The Story of Langrug


The story of Langrug tells the tale of a community which has been the recipient of several and extensive community involvement initiatives. The documentation of our experiences in Langrug seeks to arm key development actors in South Africa with a better understanding of best practices in informal settlement upgrading and community development. By showcasing informal settlement upgrading projects such as this one, it places emphasis on empowering stakeholders (specifically community-based structures) to actively engage in development efforts.

Through our intensive involvement with the community of Langrug, Habitat for Humanity SA has learnt many valuable lessons regarding development practice. The events that transpired in the informal settlement of Langrug highlighted the importance of the agility and adaptability of support organisations such as ourselves to remain relevant and valuable to communities.

It has been widely recognised that communities have an important role to play in achieving their own development goals. Within this process, support organisations have to remain highly responsive to the participatory development process. It should furthermore be highlighted that effective community–based development is highly unpredictable and it is likely to proceed with many unforeseen challenges and pitfalls, such as long periods of seeming tranquillity followed by intense and often turbulent change.

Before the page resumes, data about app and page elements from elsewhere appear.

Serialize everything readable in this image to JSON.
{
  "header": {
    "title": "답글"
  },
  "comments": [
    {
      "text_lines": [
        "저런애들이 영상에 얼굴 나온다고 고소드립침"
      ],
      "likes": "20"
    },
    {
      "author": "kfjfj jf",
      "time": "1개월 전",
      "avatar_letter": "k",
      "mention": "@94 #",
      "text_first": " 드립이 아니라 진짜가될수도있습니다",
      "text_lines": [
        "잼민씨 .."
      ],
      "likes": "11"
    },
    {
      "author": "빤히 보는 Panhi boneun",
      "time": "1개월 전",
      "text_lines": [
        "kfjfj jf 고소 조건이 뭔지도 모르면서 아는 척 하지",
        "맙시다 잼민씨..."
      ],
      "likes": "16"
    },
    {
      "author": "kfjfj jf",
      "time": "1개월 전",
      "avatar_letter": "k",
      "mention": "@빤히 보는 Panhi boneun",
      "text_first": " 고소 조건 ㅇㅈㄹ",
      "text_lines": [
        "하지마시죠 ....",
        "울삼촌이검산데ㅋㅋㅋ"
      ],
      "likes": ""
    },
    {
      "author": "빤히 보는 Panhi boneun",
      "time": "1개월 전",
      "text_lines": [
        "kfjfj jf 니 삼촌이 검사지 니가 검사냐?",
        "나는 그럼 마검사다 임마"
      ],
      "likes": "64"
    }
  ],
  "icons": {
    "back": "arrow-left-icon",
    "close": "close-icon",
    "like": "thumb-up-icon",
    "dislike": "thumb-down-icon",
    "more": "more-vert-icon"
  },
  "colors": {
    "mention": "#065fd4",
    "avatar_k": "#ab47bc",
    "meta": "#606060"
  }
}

As a developmentally orientated organisation, we are affirmed that we are engaging with people’s lives, well-being and livelihoods. It is therefore of very high importance that we constantly monitor and evaluate our practices throughout the project. This case study chronicles the events that transpired during the time Habitat SA was actively involved with the community of Langrug and showcases the developmentally astute lessons we learnt. The case of Langrug also demonstrates the importance of remaining true to the principles of development in order to ensure improved performance and sustainability of co-created interventions.

Read the case study here. {Link to The Story of Langrug – Case Study}